### [WORK TASK]
Every line of the entries below that includes "check" belongs in the answer, copied as written.

######

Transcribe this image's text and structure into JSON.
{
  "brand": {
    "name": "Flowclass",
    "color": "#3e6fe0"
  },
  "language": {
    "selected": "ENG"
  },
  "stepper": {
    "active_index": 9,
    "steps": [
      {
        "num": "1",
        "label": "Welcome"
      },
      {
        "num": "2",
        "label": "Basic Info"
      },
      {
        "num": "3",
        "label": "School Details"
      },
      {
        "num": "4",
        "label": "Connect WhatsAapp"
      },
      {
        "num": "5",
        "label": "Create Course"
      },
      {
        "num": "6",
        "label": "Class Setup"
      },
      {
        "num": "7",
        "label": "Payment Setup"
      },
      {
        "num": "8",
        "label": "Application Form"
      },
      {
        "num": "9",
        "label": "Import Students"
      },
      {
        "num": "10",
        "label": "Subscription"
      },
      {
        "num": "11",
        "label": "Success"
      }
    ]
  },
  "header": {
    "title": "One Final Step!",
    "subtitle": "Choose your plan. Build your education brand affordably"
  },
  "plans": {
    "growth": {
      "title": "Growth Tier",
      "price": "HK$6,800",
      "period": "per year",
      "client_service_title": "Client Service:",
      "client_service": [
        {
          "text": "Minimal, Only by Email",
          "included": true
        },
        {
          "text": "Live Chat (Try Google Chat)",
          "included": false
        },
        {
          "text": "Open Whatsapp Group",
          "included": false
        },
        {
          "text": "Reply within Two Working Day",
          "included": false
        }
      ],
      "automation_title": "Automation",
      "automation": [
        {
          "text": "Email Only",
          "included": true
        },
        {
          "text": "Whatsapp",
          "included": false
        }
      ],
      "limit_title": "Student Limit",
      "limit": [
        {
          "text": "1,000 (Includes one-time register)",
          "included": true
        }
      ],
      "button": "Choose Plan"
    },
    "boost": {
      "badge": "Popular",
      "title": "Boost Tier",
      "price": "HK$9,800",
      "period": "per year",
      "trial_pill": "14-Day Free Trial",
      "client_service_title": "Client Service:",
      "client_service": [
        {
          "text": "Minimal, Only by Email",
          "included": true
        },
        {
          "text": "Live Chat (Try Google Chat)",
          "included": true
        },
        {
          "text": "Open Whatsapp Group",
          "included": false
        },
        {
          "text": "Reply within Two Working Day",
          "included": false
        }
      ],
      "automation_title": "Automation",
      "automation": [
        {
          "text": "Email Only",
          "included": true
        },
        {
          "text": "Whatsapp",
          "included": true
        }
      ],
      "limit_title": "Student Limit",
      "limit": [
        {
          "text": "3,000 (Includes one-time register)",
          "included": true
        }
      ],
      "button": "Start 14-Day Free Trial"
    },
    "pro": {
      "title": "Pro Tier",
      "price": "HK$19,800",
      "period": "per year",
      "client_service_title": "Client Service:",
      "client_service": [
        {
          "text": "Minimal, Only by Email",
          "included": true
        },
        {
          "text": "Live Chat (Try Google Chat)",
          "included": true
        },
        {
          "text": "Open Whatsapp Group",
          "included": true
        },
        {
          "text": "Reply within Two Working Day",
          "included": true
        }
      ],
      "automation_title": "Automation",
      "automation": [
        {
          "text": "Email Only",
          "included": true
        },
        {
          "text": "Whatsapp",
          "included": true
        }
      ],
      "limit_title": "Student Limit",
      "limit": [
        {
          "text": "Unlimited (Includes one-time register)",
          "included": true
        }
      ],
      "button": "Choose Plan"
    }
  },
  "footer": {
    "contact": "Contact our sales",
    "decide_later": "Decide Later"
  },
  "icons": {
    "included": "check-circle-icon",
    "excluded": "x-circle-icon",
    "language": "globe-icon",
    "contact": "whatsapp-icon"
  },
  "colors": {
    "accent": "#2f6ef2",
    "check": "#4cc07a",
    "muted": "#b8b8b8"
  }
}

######

### [PROBLEM SOLUTION]
    "included": "check-circle-icon",
    "check": "#4cc07a",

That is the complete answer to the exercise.